## [Web page and app entries]
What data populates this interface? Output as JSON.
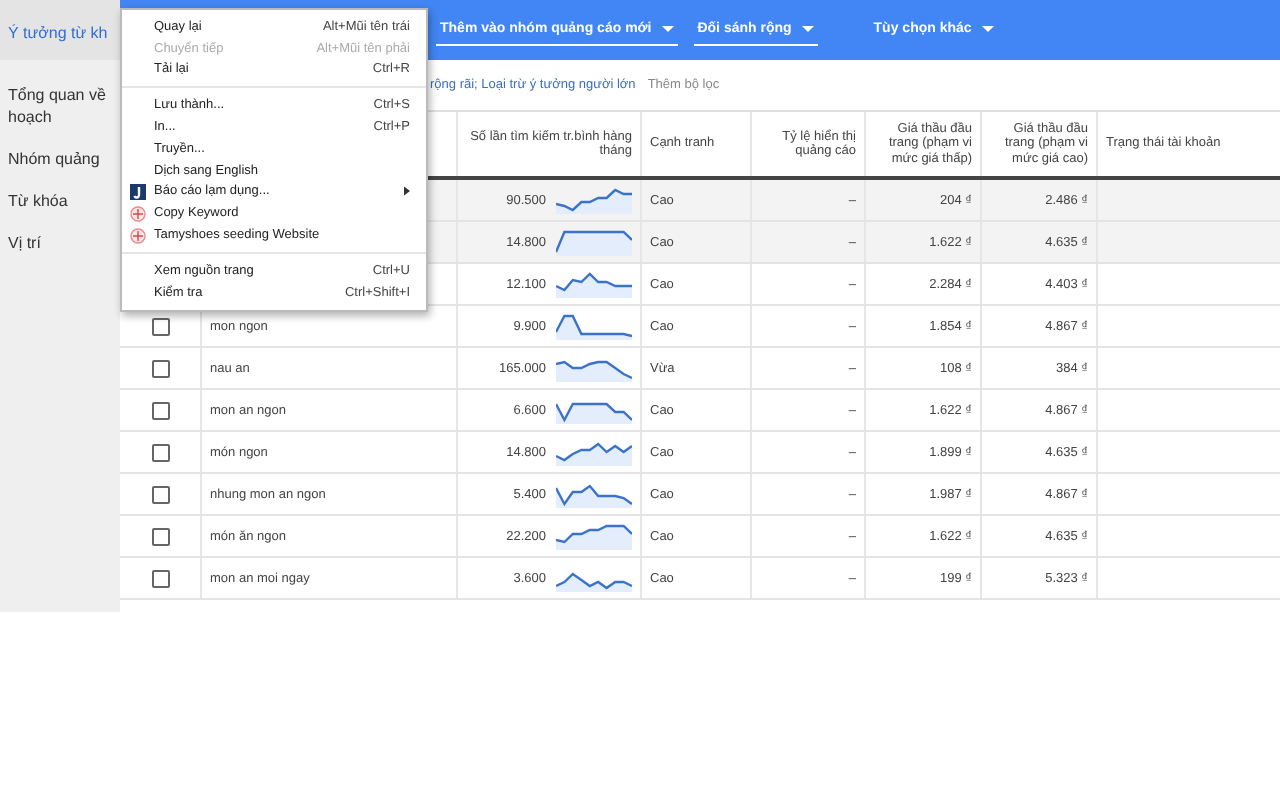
{
  "active_tab": {
    "label": "Ý tưởng từ kh",
    "selected": true
  },
  "toolbar": [
    {
      "label": "Thêm vào nhóm quảng cáo mới",
      "underlined": true
    },
    {
      "label": "Đối sánh rộng",
      "underlined": true
    },
    {
      "label": "Tùy chọn khác",
      "underlined": false
    }
  ],
  "sidebar": {
    "items": [
      {
        "lines": [
          "Tổng quan về",
          "hoạch"
        ]
      },
      {
        "lines": [
          "Nhóm quảng"
        ]
      },
      {
        "lines": [
          "Từ khóa"
        ]
      },
      {
        "lines": [
          "Vị trí"
        ]
      }
    ]
  },
  "filters": {
    "text": "rộng rãi; Loại trừ ý tưởng người lớn",
    "add_filter": "Thêm bộ lọc"
  },
  "table": {
    "columns": [
      "Số lần tìm kiếm tr.bình hàng tháng",
      "Cạnh tranh",
      "Tỷ lệ hiển thị quảng cáo",
      "Giá thầu đầu trang (phạm vi mức giá thấp)",
      "Giá thầu đầu trang (phạm vi mức giá cao)",
      "Trạng thái tài khoản"
    ],
    "rows": [
      {
        "shaded": true,
        "searches": "90.500",
        "competition": "Cao",
        "share": "–",
        "bid_low": "204 ₫",
        "bid_high": "2.486 ₫"
      },
      {
        "shaded": true,
        "searches": "14.800",
        "competition": "Cao",
        "share": "–",
        "bid_low": "1.622 ₫",
        "bid_high": "4.635 ₫"
      },
      {
        "shaded": false,
        "searches": "12.100",
        "competition": "Cao",
        "share": "–",
        "bid_low": "2.284 ₫",
        "bid_high": "4.403 ₫"
      },
      {
        "shaded": false,
        "checked": false,
        "keyword": "mon ngon",
        "searches": "9.900",
        "competition": "Cao",
        "share": "–",
        "bid_low": "1.854 ₫",
        "bid_high": "4.867 ₫"
      },
      {
        "shaded": false,
        "checked": false,
        "keyword": "nau an",
        "searches": "165.000",
        "competition": "Vừa",
        "share": "–",
        "bid_low": "108 ₫",
        "bid_high": "384 ₫"
      },
      {
        "shaded": false,
        "checked": false,
        "keyword": "mon an ngon",
        "searches": "6.600",
        "competition": "Cao",
        "share": "–",
        "bid_low": "1.622 ₫",
        "bid_high": "4.867 ₫"
      },
      {
        "shaded": false,
        "checked": false,
        "keyword": "món ngon",
        "searches": "14.800",
        "competition": "Cao",
        "share": "–",
        "bid_low": "1.899 ₫",
        "bid_high": "4.635 ₫"
      },
      {
        "shaded": false,
        "checked": false,
        "keyword": "nhung mon an ngon",
        "searches": "5.400",
        "competition": "Cao",
        "share": "–",
        "bid_low": "1.987 ₫",
        "bid_high": "4.867 ₫"
      },
      {
        "shaded": false,
        "checked": false,
        "keyword": "món ăn ngon",
        "searches": "22.200",
        "competition": "Cao",
        "share": "–",
        "bid_low": "1.622 ₫",
        "bid_high": "4.635 ₫"
      },
      {
        "shaded": false,
        "checked": false,
        "keyword": "mon an moi ngay",
        "searches": "3.600",
        "competition": "Cao",
        "share": "–",
        "bid_low": "199 ₫",
        "bid_high": "5.323 ₫"
      }
    ]
  },
  "context_menu": {
    "items": [
      {
        "kind": "item",
        "label": "Quay lại",
        "shortcut": "Alt+Mũi tên trái",
        "disabled": false
      },
      {
        "kind": "item",
        "label": "Chuyển tiếp",
        "shortcut": "Alt+Mũi tên phải",
        "disabled": true
      },
      {
        "kind": "item",
        "label": "Tải lại",
        "shortcut": "Ctrl+R",
        "disabled": false
      },
      {
        "kind": "separator"
      },
      {
        "kind": "item",
        "label": "Lưu thành...",
        "shortcut": "Ctrl+S",
        "disabled": false
      },
      {
        "kind": "item",
        "label": "In...",
        "shortcut": "Ctrl+P",
        "disabled": false
      },
      {
        "kind": "item",
        "label": "Truyền...",
        "disabled": false
      },
      {
        "kind": "item",
        "label": "Dịch sang English",
        "disabled": false
      },
      {
        "kind": "extension_submenu",
        "label": "Báo cáo lạm dụng...",
        "disabled": false
      },
      {
        "kind": "stamp_item",
        "label": "Copy Keyword",
        "disabled": false
      },
      {
        "kind": "stamp_item",
        "label": "Tamyshoes seeding Website",
        "disabled": false
      },
      {
        "kind": "separator"
      },
      {
        "kind": "item",
        "label": "Xem nguồn trang",
        "shortcut": "Ctrl+U",
        "disabled": false
      },
      {
        "kind": "item",
        "label": "Kiểm tra",
        "shortcut": "Ctrl+Shift+I",
        "disabled": false
      }
    ]
  }
}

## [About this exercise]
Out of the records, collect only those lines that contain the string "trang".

## [Result of the task]
      "Giá thầu đầu trang (phạm vi mức giá thấp)",
      "Giá thầu đầu trang (phạm vi mức giá cao)",
        "label": "Xem nguồn trang",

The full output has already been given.